The best part is living with the results and preventing problems from repeating.
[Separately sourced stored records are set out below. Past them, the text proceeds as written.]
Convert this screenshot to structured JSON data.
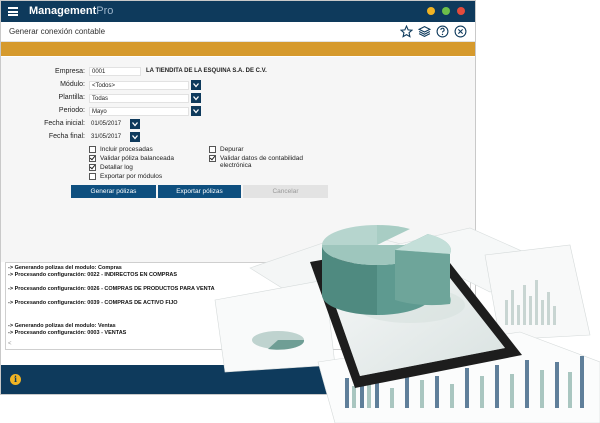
{
  "app": {
    "brand_main": "Management",
    "brand_sub": "Pro"
  },
  "window_dots": {
    "colors": [
      "#f0b323",
      "#6cbf4a",
      "#e34b3c"
    ]
  },
  "header": {
    "title": "Generar conexión contable"
  },
  "toolbar": {
    "icons": [
      "star-icon",
      "layers-icon",
      "help-icon",
      "close-icon"
    ]
  },
  "form": {
    "empresa": {
      "label": "Empresa:",
      "code": "0001",
      "name": "LA TIENDITA DE LA ESQUINA S.A. DE C.V."
    },
    "modulo": {
      "label": "Módulo:",
      "value": "<Todos>"
    },
    "plantilla": {
      "label": "Plantilla:",
      "value": "Todas"
    },
    "periodo": {
      "label": "Periodo:",
      "value": "Mayo"
    },
    "fecha_inicial": {
      "label": "Fecha inicial:",
      "value": "01/05/2017"
    },
    "fecha_final": {
      "label": "Fecha final:",
      "value": "31/05/2017"
    }
  },
  "options": {
    "incluir_procesadas": {
      "label": "Incluir procesadas",
      "checked": false
    },
    "validar_poliza": {
      "label": "Validar póliza balanceada",
      "checked": true
    },
    "detallar_log": {
      "label": "Detallar log",
      "checked": true
    },
    "exportar_modulos": {
      "label": "Exportar por módulos",
      "checked": false
    },
    "depurar": {
      "label": "Depurar",
      "checked": false
    },
    "validar_datos_line1": "Validar datos de contabilidad",
    "validar_datos_line2": "electrónica",
    "validar_datos_checked": true
  },
  "buttons": {
    "generar": "Generar pólizas",
    "exportar": "Exportar pólizas",
    "cancelar": "Cancelar"
  },
  "log": [
    "-> Generando polizas del modulo: Compras",
    "-> Procesando configuración: 0022 - INDIRECTOS EN COMPRAS",
    "-> Procesando configuración: 0026 - COMPRAS DE PRODUCTOS PARA VENTA",
    "-> Procesando configuración: 0039 - COMPRAS DE ACTIVO FIJO",
    "-> Generando polizas del modulo: Ventas",
    "-> Procesando configuración: 0003 - VENTAS"
  ]
}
So far, we’ve not had any of the problem repeat that we’ve solved for in a RCA. I guess that’s the whole point.

Onward and Upward!